Secondary Sex Characteristics Non reproductive sexual traits (blond hair, hips, body hair)
Menarche The first menstrual period
Gender Role A set of expected behaviors for males or females
Role A set of expectations about a social position, defining how those in position ought to behave
Gender Identity Our sense of being male or female
Social Learning Theory The theory that we learn social behavior by observing and imitating and by being rewarded or punished
Gender Typing The acquisition of a traditional masculine or feminine role
Transgender An umbrella term describing people whose gender identity or expression differs from that associated with their birth sex
Mode The most frequently occurring scores in a distribution
Mean The arithmetic average of a distribution, obtained by adding the scores and then dividing by the number of scores
Median The middle score in a distribution; half the scores are above it and half are below it
Range The difference between the highest and lowest scores in a distribution
Standard Deviation A computed measure of how much scores vary around the mean score
Normal Curve A symmetrical, bell-shaped curve that describe the distribution of many types of data; most scores fall near the mean and fewer and fewer near the extremes
Correlation Coefficant A statistical index of the relationship between two things

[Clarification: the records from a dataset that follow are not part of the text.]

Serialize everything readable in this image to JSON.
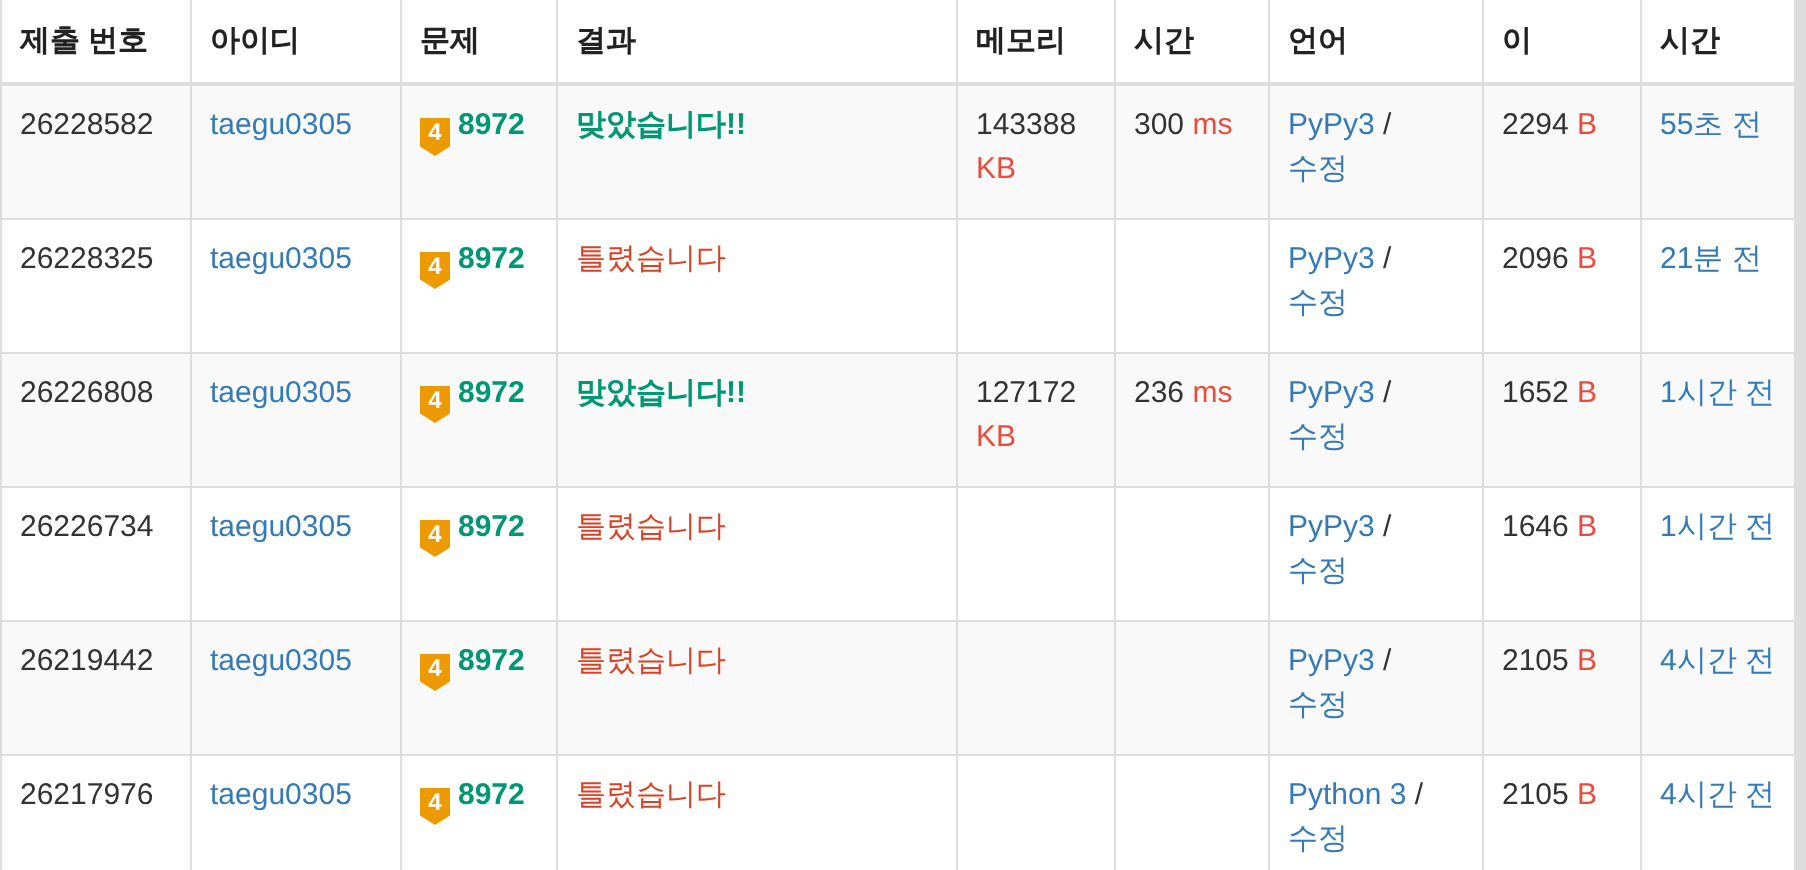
{
  "table": {
    "columns": [
      {
        "label": "제출 번호"
      },
      {
        "label": "아이디"
      },
      {
        "label": "문제"
      },
      {
        "label": "결과"
      },
      {
        "label": "메모리"
      },
      {
        "label": "시간"
      },
      {
        "label": "언어"
      },
      {
        "label": "이"
      },
      {
        "label": "시간"
      }
    ],
    "rows": [
      {
        "id": "26228582",
        "user": "taegu0305",
        "tier": "4",
        "problem": "8972",
        "result": {
          "kind": "accepted",
          "text": "맞았습니다!!"
        },
        "memory": {
          "value": "143388",
          "unit": "KB"
        },
        "time": {
          "value": "300",
          "unit": "ms"
        },
        "language": "PyPy3",
        "separator": "/",
        "edit": "수정",
        "length": {
          "value": "2294",
          "unit": "B"
        },
        "submitted": "55초 전"
      },
      {
        "id": "26228325",
        "user": "taegu0305",
        "tier": "4",
        "problem": "8972",
        "result": {
          "kind": "wrong",
          "text": "틀렸습니다"
        },
        "language": "PyPy3",
        "separator": "/",
        "edit": "수정",
        "length": {
          "value": "2096",
          "unit": "B"
        },
        "submitted": "21분 전"
      },
      {
        "id": "26226808",
        "user": "taegu0305",
        "tier": "4",
        "problem": "8972",
        "result": {
          "kind": "accepted",
          "text": "맞았습니다!!"
        },
        "memory": {
          "value": "127172",
          "unit": "KB"
        },
        "time": {
          "value": "236",
          "unit": "ms"
        },
        "language": "PyPy3",
        "separator": "/",
        "edit": "수정",
        "length": {
          "value": "1652",
          "unit": "B"
        },
        "submitted": "1시간 전"
      },
      {
        "id": "26226734",
        "user": "taegu0305",
        "tier": "4",
        "problem": "8972",
        "result": {
          "kind": "wrong",
          "text": "틀렸습니다"
        },
        "language": "PyPy3",
        "separator": "/",
        "edit": "수정",
        "length": {
          "value": "1646",
          "unit": "B"
        },
        "submitted": "1시간 전"
      },
      {
        "id": "26219442",
        "user": "taegu0305",
        "tier": "4",
        "problem": "8972",
        "result": {
          "kind": "wrong",
          "text": "틀렸습니다"
        },
        "language": "PyPy3",
        "separator": "/",
        "edit": "수정",
        "length": {
          "value": "2105",
          "unit": "B"
        },
        "submitted": "4시간 전"
      },
      {
        "id": "26217976",
        "user": "taegu0305",
        "tier": "4",
        "problem": "8972",
        "result": {
          "kind": "wrong",
          "text": "틀렸습니다"
        },
        "language": "Python 3",
        "separator": "/",
        "edit": "수정",
        "length": {
          "value": "2105",
          "unit": "B"
        },
        "submitted": "4시간 전"
      }
    ]
  }
}
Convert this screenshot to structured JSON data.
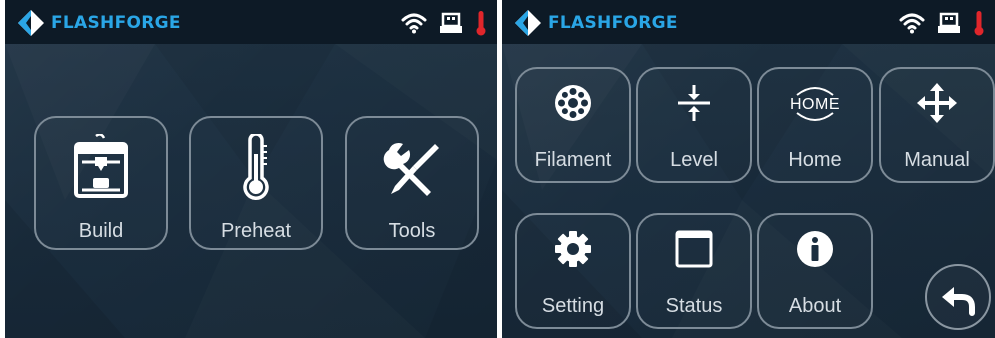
{
  "left_screen": {
    "brand": "FLASHFORGE",
    "status_icons": [
      "wifi-icon",
      "usb-icon",
      "thermometer-icon"
    ],
    "menu": [
      {
        "label": "Build",
        "icon": "printer-icon"
      },
      {
        "label": "Preheat",
        "icon": "thermometer-icon"
      },
      {
        "label": "Tools",
        "icon": "tools-icon"
      }
    ]
  },
  "right_screen": {
    "brand": "FLASHFORGE",
    "status_icons": [
      "wifi-icon",
      "usb-icon",
      "thermometer-icon"
    ],
    "menu": [
      {
        "label": "Filament",
        "icon": "filament-spool-icon"
      },
      {
        "label": "Level",
        "icon": "level-arrows-icon"
      },
      {
        "label": "Home",
        "icon": "home-axis-icon",
        "icon_text": "HOME"
      },
      {
        "label": "Manual",
        "icon": "move-arrows-icon"
      },
      {
        "label": "Setting",
        "icon": "gear-icon"
      },
      {
        "label": "Status",
        "icon": "status-square-icon"
      },
      {
        "label": "About",
        "icon": "info-icon"
      }
    ],
    "back": {
      "icon": "back-arrow-icon"
    }
  },
  "colors": {
    "background": "#1b2e3f",
    "topbar": "#0d1a26",
    "brand_blue": "#2aa6e6",
    "tile_border": "#7d8b97",
    "label": "#d6dde3",
    "temp_red": "#e0262b"
  }
}
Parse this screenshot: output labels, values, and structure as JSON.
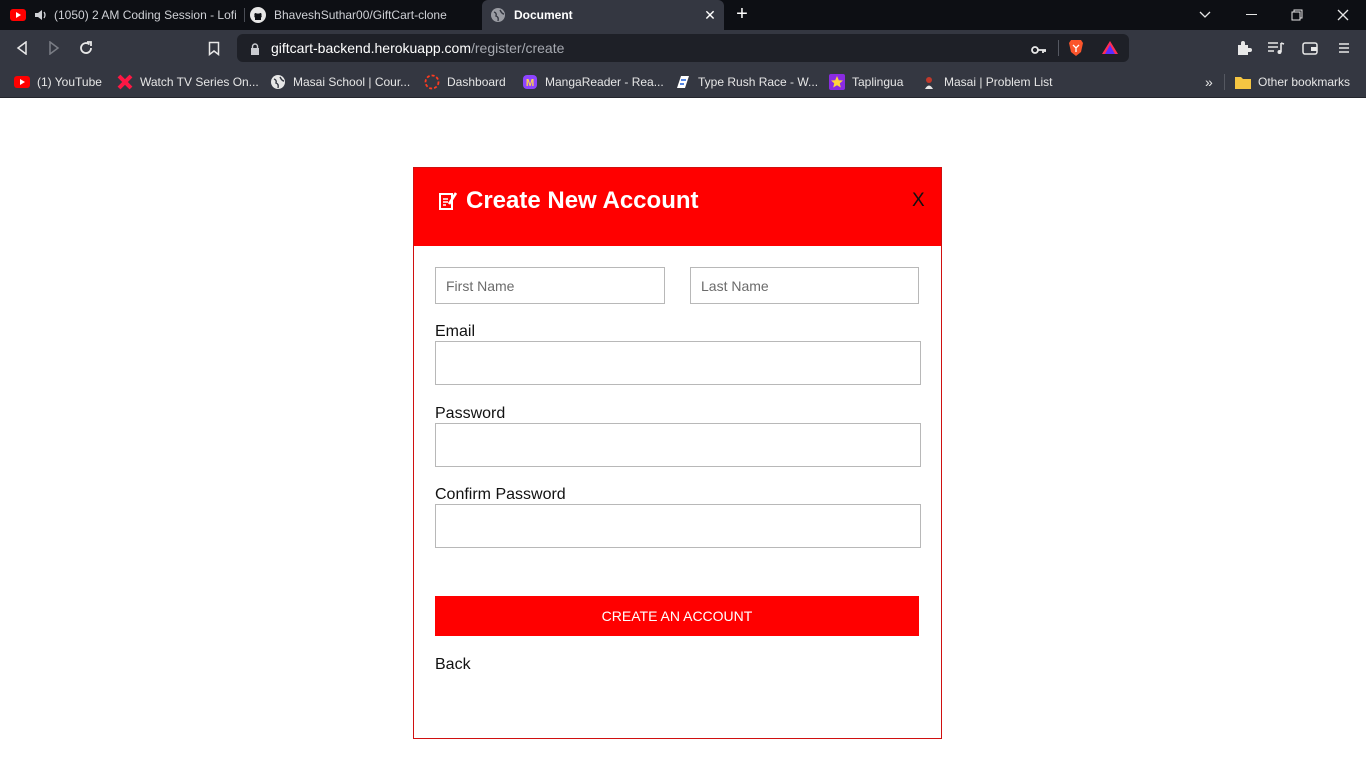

Scatterplot A graphed cluster of dots, each of which represents the values of two variables. The slope of the points suggests the direction of the relationship between two variable. The amount of scatter suggests the strength of the correlation
Regression Toward the Mean The tendency for extreme or unusual scores or events to fall back toward the average
Cross-sectional Study Research in which people of different ages are compared with one another
Longitudinal Study Research in which the same people are restudied and retest over a long period of time
Statistical Significance A statistical statement of how likely it is that an obtained result occurred by chance
Created by: 175645206208438